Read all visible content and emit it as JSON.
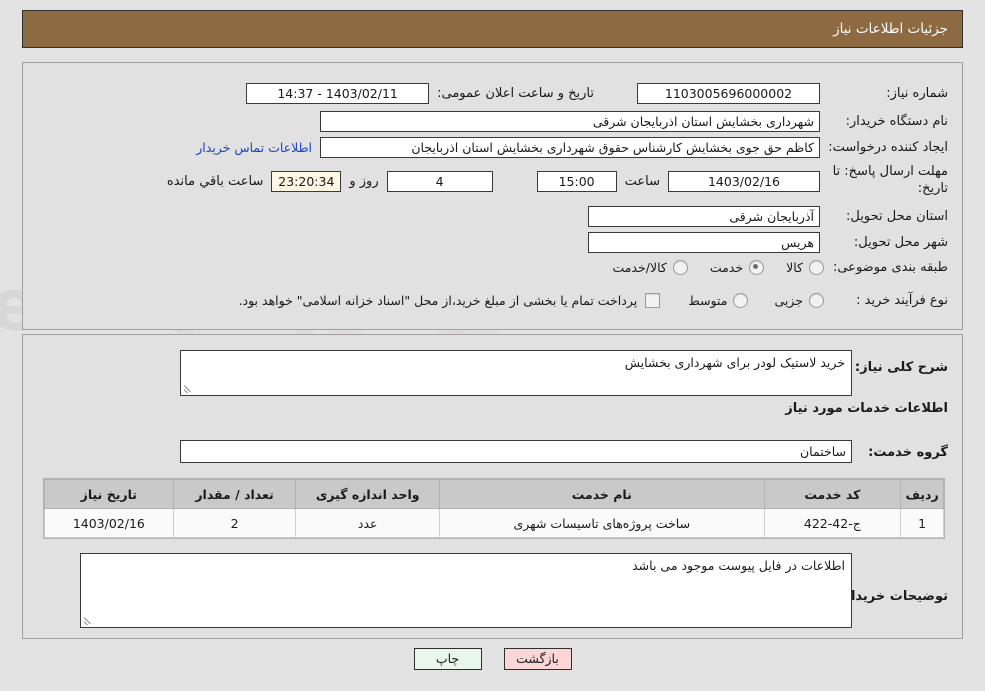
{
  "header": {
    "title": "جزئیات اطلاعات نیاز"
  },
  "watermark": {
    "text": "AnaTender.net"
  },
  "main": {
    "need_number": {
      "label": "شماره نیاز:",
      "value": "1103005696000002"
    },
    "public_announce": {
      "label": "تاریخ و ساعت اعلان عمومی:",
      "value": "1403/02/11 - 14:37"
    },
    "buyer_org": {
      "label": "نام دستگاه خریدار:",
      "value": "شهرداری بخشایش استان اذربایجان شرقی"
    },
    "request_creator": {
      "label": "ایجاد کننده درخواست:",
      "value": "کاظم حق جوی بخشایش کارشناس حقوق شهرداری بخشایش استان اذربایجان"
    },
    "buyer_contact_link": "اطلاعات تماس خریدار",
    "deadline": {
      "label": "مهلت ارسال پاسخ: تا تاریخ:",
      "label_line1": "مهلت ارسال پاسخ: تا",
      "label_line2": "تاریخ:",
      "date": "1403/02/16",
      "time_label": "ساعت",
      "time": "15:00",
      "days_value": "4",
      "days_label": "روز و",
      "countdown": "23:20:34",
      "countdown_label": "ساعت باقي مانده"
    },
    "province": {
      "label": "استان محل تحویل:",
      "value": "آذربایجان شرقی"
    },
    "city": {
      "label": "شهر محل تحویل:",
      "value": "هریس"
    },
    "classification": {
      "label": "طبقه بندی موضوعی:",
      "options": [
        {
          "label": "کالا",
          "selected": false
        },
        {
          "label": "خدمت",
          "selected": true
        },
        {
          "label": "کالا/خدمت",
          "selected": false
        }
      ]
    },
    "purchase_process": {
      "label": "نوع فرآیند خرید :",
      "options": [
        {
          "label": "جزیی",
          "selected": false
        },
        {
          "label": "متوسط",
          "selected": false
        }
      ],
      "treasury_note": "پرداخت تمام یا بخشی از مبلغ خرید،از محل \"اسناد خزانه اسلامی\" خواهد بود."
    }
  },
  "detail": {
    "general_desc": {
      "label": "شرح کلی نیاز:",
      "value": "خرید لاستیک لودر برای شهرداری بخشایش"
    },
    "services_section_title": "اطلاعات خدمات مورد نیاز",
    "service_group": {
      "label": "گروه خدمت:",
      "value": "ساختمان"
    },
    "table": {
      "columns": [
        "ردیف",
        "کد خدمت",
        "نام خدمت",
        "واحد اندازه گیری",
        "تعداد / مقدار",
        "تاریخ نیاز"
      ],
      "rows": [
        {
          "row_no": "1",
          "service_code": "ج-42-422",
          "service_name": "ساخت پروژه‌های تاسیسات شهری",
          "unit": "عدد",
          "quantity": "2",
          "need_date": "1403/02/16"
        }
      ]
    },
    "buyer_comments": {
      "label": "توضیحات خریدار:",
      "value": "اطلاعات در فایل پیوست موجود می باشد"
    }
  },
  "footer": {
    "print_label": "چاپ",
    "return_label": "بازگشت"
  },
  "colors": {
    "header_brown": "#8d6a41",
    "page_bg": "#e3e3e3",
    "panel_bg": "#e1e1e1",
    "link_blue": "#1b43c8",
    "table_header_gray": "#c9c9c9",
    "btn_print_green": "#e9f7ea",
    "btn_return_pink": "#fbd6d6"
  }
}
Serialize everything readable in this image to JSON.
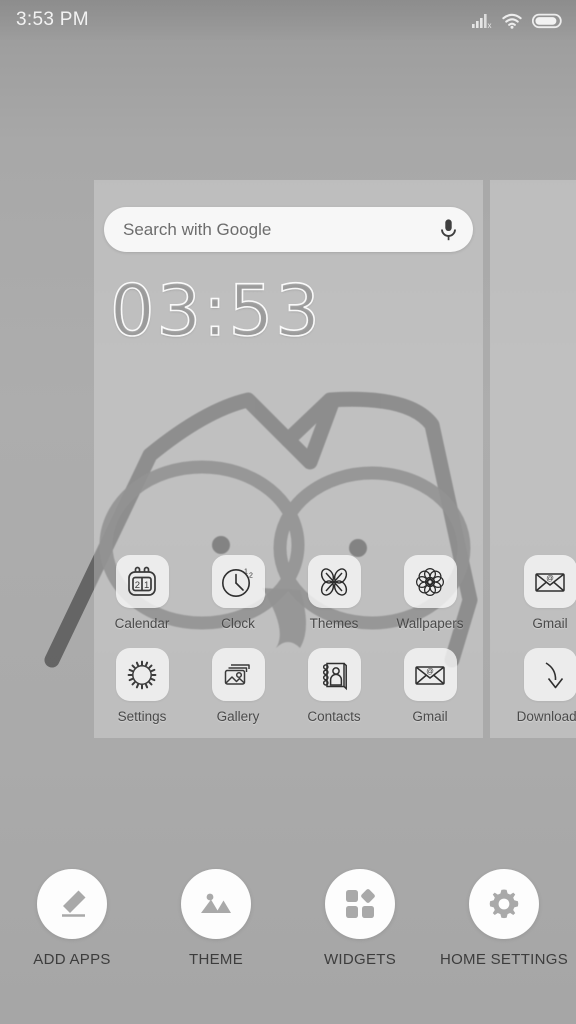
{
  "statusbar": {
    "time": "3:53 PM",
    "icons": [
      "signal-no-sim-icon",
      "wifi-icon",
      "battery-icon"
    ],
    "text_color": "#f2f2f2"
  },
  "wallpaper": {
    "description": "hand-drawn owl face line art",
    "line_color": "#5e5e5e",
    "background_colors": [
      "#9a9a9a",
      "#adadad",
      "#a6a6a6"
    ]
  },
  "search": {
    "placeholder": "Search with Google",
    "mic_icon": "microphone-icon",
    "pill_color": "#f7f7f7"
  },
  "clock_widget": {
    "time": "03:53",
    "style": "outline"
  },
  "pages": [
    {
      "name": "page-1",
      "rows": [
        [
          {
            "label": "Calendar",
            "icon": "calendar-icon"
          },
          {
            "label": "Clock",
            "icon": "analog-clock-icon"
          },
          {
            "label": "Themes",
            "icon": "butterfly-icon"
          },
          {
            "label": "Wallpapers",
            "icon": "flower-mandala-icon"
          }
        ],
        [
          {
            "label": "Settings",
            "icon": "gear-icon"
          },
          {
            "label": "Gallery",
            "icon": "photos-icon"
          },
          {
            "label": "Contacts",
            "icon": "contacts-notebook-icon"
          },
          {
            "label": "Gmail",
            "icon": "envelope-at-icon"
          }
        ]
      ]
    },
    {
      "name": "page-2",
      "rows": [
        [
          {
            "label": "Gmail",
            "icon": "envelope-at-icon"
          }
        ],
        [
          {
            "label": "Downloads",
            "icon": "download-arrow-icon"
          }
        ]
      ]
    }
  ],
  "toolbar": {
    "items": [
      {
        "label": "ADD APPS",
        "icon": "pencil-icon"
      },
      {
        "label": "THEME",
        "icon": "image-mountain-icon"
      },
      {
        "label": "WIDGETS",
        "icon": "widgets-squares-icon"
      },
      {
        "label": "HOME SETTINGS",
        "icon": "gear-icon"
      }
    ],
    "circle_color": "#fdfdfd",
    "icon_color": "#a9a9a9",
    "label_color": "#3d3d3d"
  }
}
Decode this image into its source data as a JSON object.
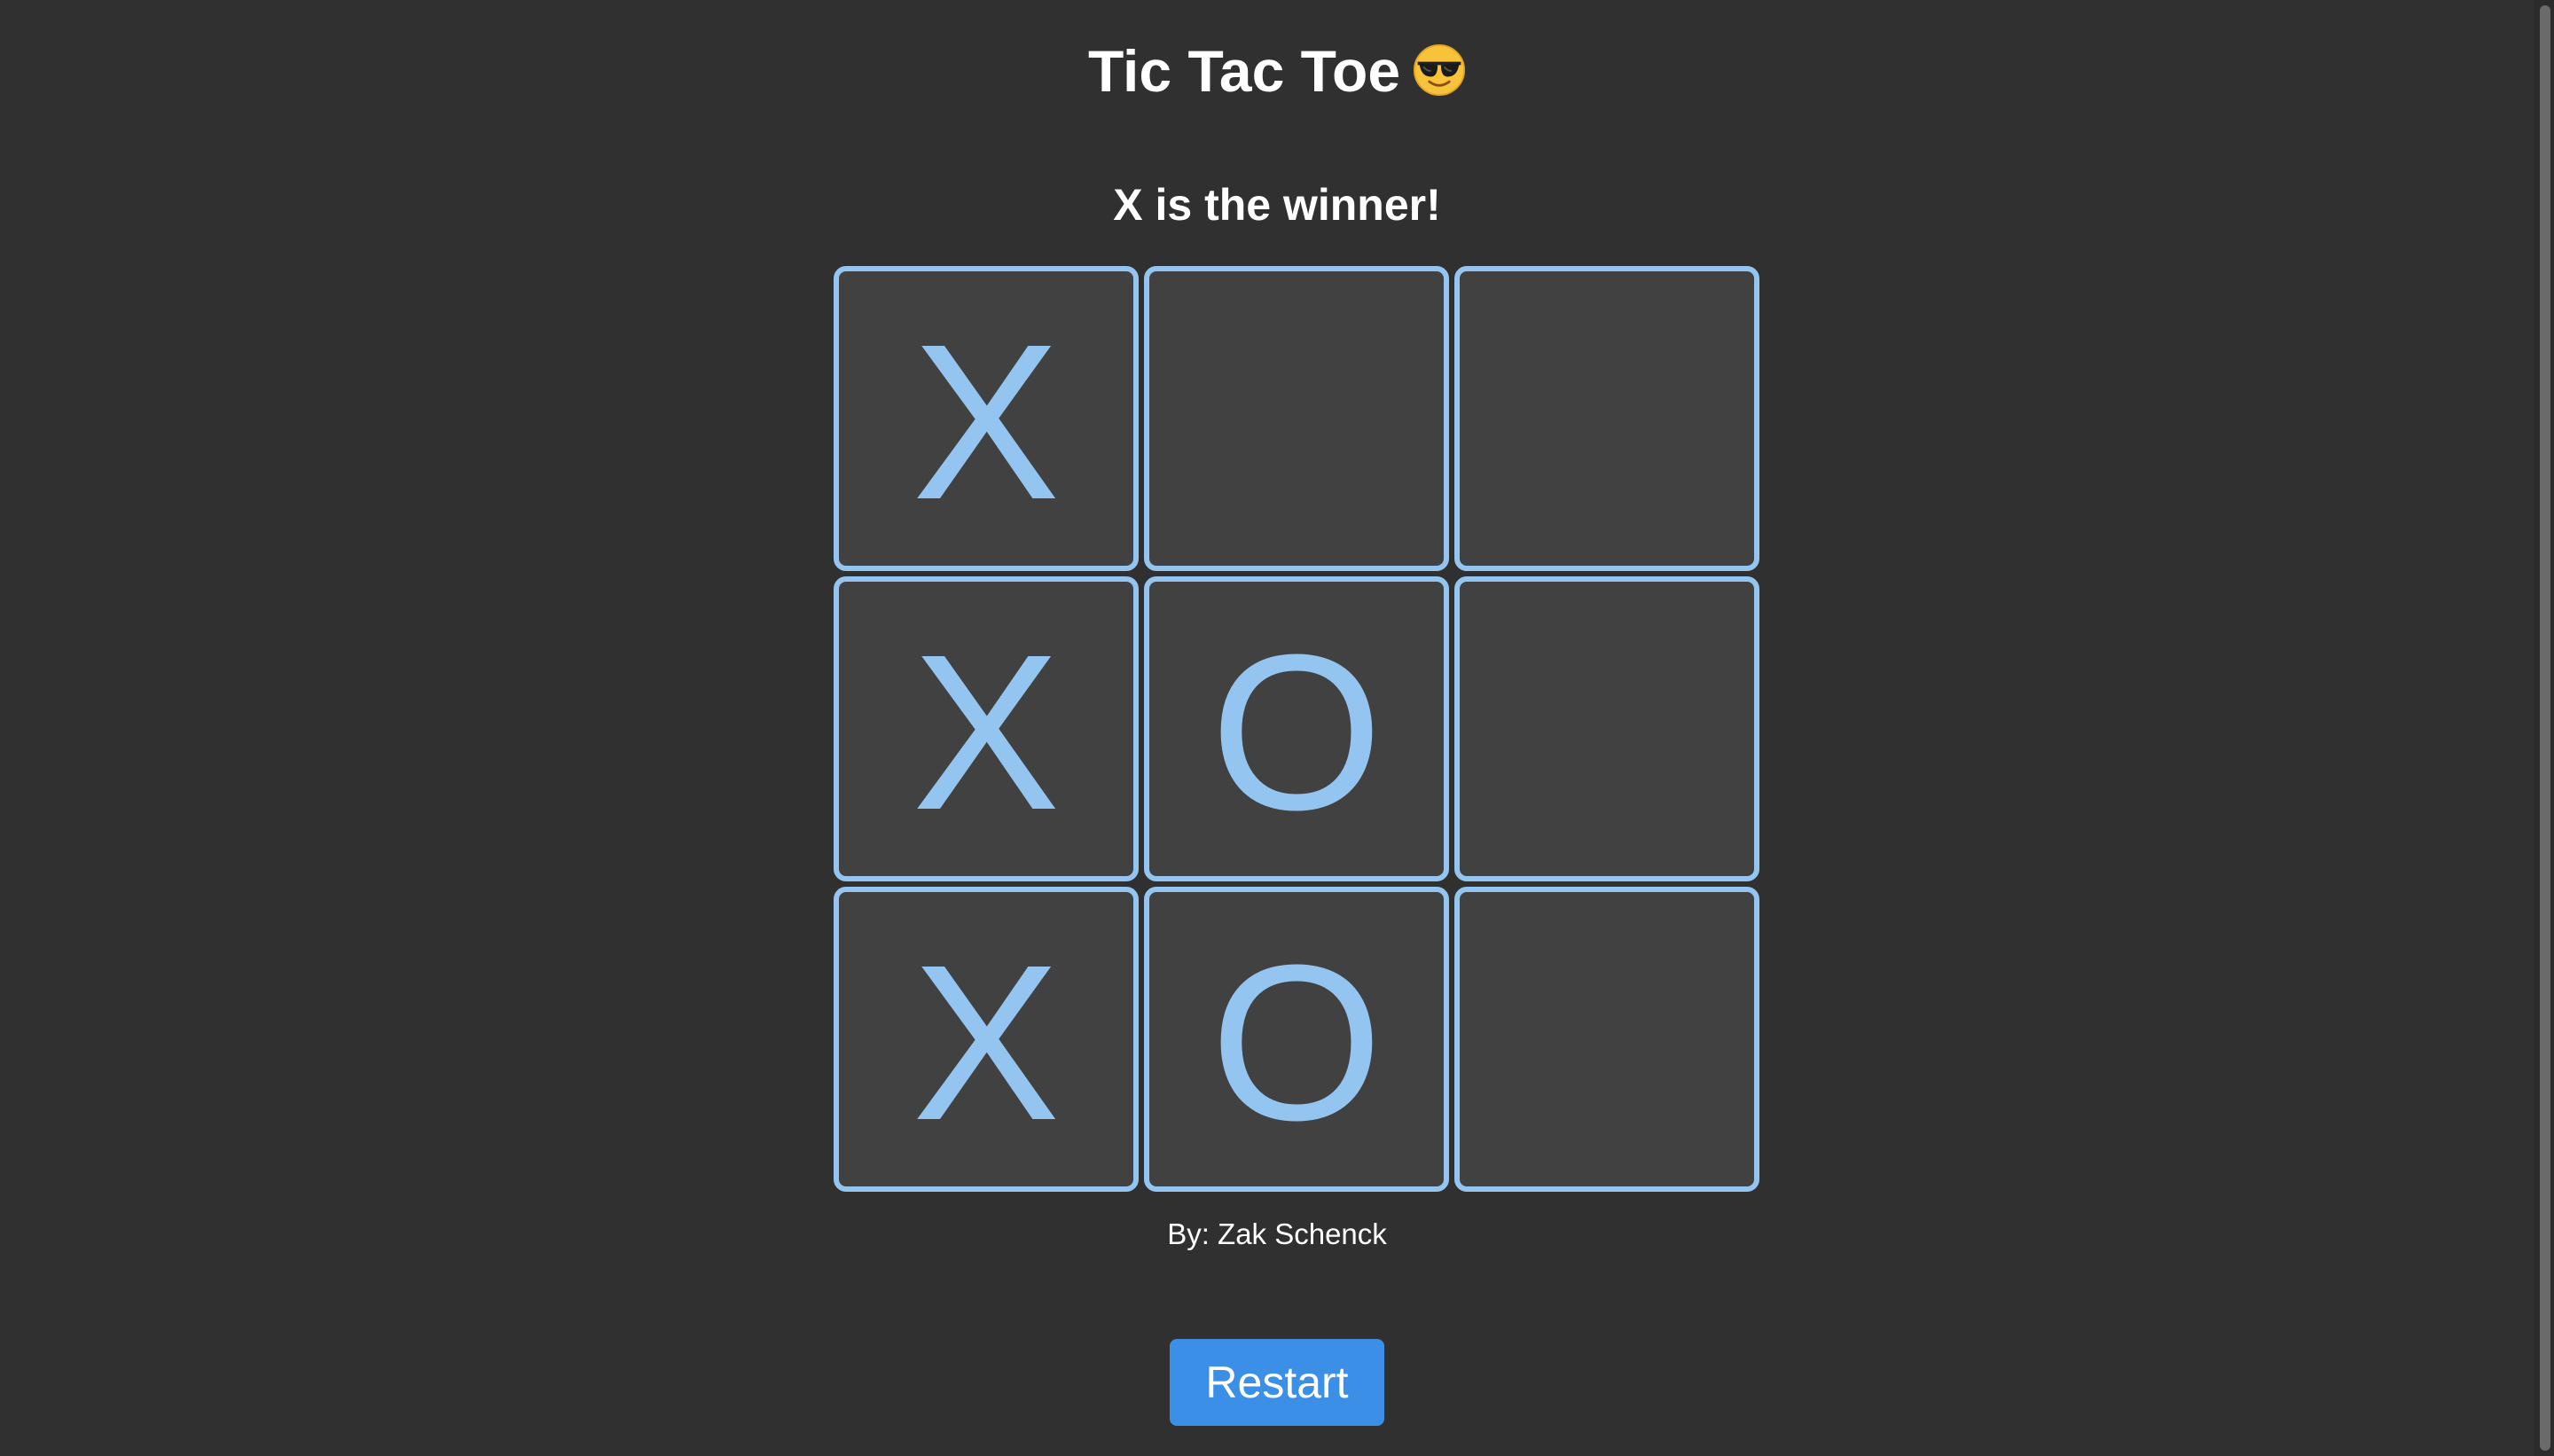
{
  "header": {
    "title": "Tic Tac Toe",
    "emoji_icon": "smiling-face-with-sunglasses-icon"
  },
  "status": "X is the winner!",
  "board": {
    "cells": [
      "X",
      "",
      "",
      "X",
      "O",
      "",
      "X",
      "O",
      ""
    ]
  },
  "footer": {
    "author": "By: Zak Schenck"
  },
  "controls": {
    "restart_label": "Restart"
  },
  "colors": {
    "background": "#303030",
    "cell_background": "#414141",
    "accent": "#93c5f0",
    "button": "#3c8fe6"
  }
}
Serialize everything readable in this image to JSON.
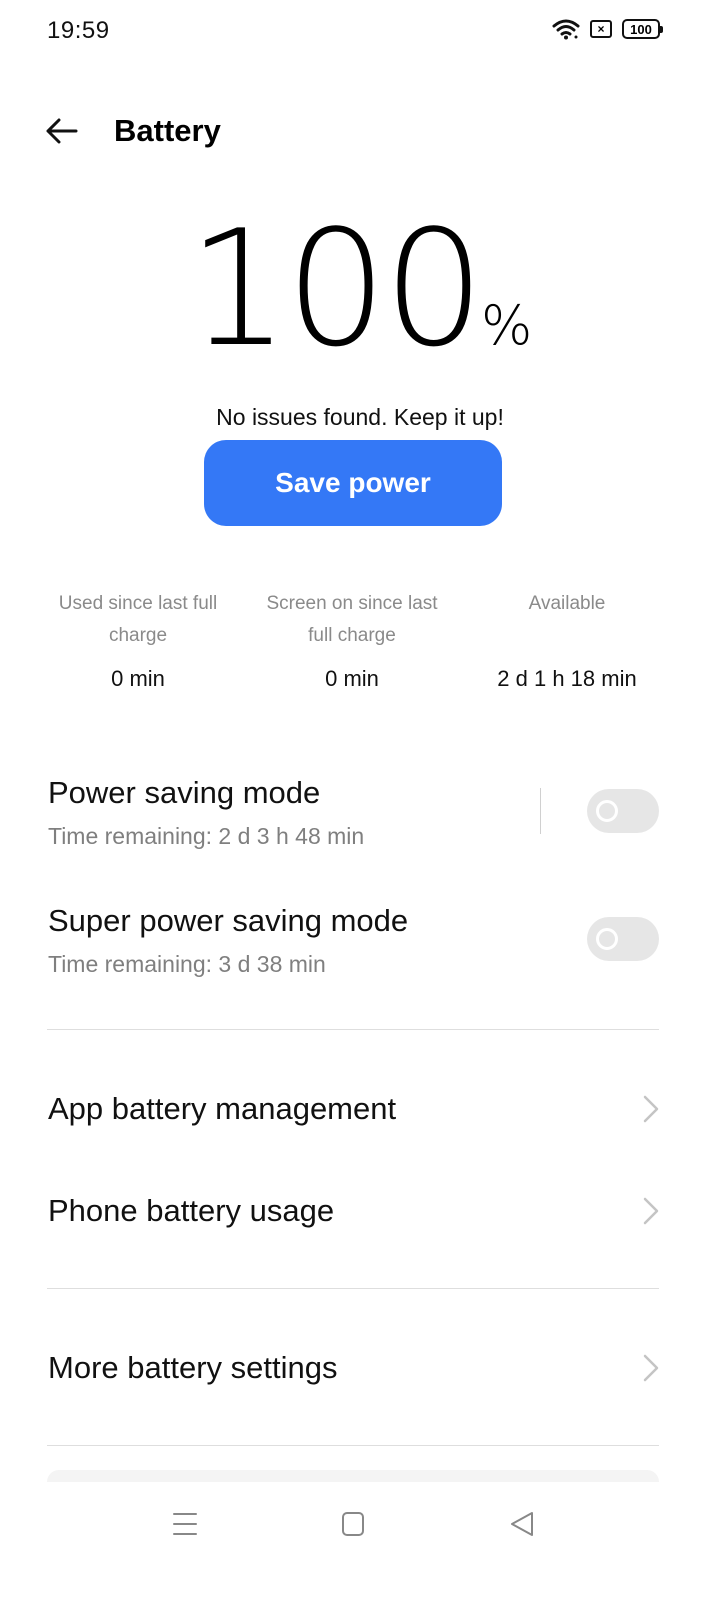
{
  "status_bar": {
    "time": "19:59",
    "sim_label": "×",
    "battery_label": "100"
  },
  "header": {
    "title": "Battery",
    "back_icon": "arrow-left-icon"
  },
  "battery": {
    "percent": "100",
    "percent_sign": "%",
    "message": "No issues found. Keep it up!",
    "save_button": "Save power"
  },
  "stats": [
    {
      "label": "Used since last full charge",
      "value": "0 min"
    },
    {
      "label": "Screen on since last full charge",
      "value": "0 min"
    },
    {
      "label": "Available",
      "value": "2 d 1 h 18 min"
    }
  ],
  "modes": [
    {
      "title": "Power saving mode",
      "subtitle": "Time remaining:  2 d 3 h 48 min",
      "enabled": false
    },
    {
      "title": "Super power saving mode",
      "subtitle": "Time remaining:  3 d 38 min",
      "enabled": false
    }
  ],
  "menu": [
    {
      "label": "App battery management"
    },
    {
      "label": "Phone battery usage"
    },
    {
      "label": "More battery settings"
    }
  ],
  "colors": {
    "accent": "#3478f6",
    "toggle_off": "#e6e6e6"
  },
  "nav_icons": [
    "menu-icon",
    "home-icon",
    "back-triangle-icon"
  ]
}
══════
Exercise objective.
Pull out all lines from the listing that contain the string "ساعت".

Expected answer.
      "label": "تاریخ و ساعت اعلان عمومی:",
      "time_label": "ساعت",
      "countdown_label": "ساعت باقي مانده"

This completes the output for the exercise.